The decline in the population in the late Middle Ages gave the peasants an advantage in their negotiations with the manorial lords. One result of this was that farms could now be bequeathed.
The drop in population caused by the plague had an effect on working conditions and wages in the towns. Since there was a shortage of labour, wages rose and servants were lured away by new masters. In the 1350s the council of the city of Vienna even issued regulations which forbade prospective employers to do this. In the countryside the lords of the manor also had to compete for the services of their subjects. During the period of population growth in the Middle Ages the so-called Freistift, a form of property holding granted by the lord of the manor that could be terminated by him at any time was the most oppressive form of fief. Since the manorial lords had more than enough people who were interested in being granted a fief to choose from, they often ended such a holding at the end of the year. However, when the situation changed in the wake of the plague they were prepared to make concessions, and these led to an improvement in the legal position of the peasantry. From the middle of the fourteenth century an increasing number of fiefs were granted for life or could even be bequeathed.
These changes meant that the peasantry gained greater security and greater freedom. What determined the social status of the individual peasant was now more and more the size of a farm he held and the area which could be cultivated. The peasant community, which regulated everyday matters as kind of autonomous body, became an important institution in relations with the manorial lords.
When it came to bequeathing property the peasants developed a number of strategies. When property was divided up, as was the prevalent custom in Vorarlberg, the west of Tyrol, the south of Styria and in Burgenland, the legacy was shared out among all male descendants.

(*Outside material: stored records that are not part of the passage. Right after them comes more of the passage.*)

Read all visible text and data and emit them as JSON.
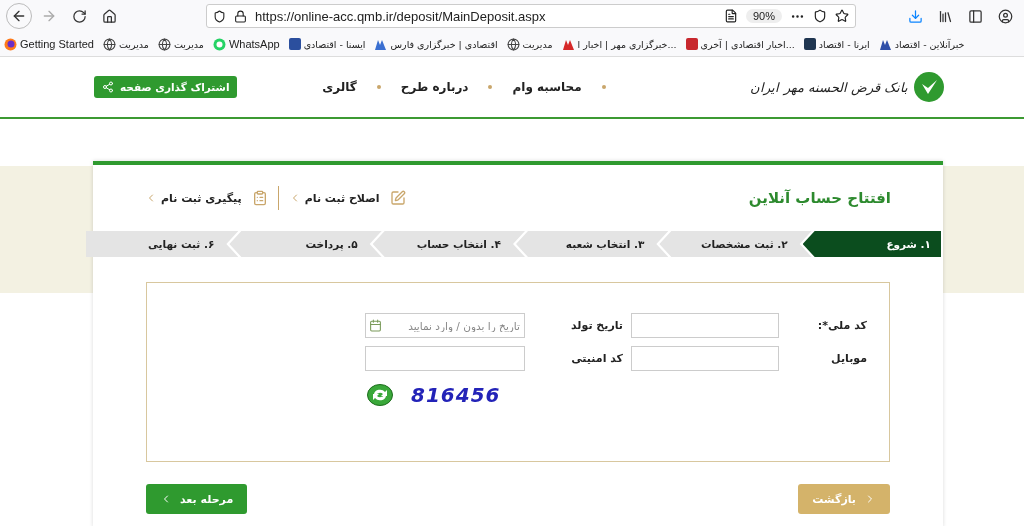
{
  "browser": {
    "url": "https://online-acc.qmb.ir/deposit/MainDeposit.aspx",
    "zoom": "90%",
    "bookmarks": [
      {
        "label": "خبرآنلاین - اقتصاد",
        "kind": "figure",
        "color": "#2f4fa8"
      },
      {
        "label": "ایرنا - اقتصاد",
        "kind": "tile",
        "color": "#1f3550"
      },
      {
        "label": "اخبار اقتصادی | آخری...",
        "kind": "tile",
        "color": "#c8282e"
      },
      {
        "label": "خبرگزاری مهر | اخبار ا...",
        "kind": "figure",
        "color": "#d62828"
      },
      {
        "label": "مدیریت",
        "kind": "globe"
      },
      {
        "label": "اقتصادی | خبرگزاری فارس",
        "kind": "figure",
        "color": "#3a6fd1"
      },
      {
        "label": "ایسنا - اقتصادی",
        "kind": "tile",
        "color": "#2b4f9e"
      },
      {
        "label": "WhatsApp",
        "kind": "whatsapp"
      },
      {
        "label": "مدیریت",
        "kind": "globe"
      },
      {
        "label": "مدیریت",
        "kind": "globe"
      },
      {
        "label": "Getting Started",
        "kind": "firefox"
      }
    ]
  },
  "header": {
    "logo_text": "بانک قرض الحسنه مهر ایران",
    "nav": [
      "محاسبه وام",
      "درباره طرح",
      "گالری"
    ],
    "share_button": "اشتراک گذاری صفحه"
  },
  "card": {
    "title": "افتتاح حساب آنلاین",
    "links": [
      {
        "label": "اصلاح ثبت نام",
        "kind": "edit"
      },
      {
        "label": "پیگیری ثبت نام",
        "kind": "track"
      }
    ],
    "steps": [
      {
        "label": "۱. شروع",
        "selected": true
      },
      {
        "label": "۲. ثبت مشخصات",
        "selected": false
      },
      {
        "label": "۳. انتخاب شعبه",
        "selected": false
      },
      {
        "label": "۴. انتخاب حساب",
        "selected": false
      },
      {
        "label": "۵. پرداخت",
        "selected": false
      },
      {
        "label": "۶. ثبت نهایی",
        "selected": false
      }
    ],
    "fields": [
      {
        "label": "کد ملی*:",
        "kind": "text"
      },
      {
        "label": "تاریخ تولد",
        "kind": "date",
        "placeholder": "تاریخ را بدون / وارد نمایید"
      },
      {
        "label": "موبایل",
        "kind": "text"
      },
      {
        "label": "کد امنیتی",
        "kind": "text"
      }
    ],
    "captcha": "816456",
    "buttons": [
      {
        "label": "بازگشت",
        "kind": "back"
      },
      {
        "label": "مرحله بعد",
        "kind": "next"
      }
    ]
  }
}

On the other hand there was the practice of passing on the entire legacy to one person, usually the eldest, or less usually the youngest, son. There were also numerous mixed forms of bequest. In the regions where in the fourteenth and fifteenth centuries it was usual to have a single legatee some farms remained in the same form right down to the nineteenth century.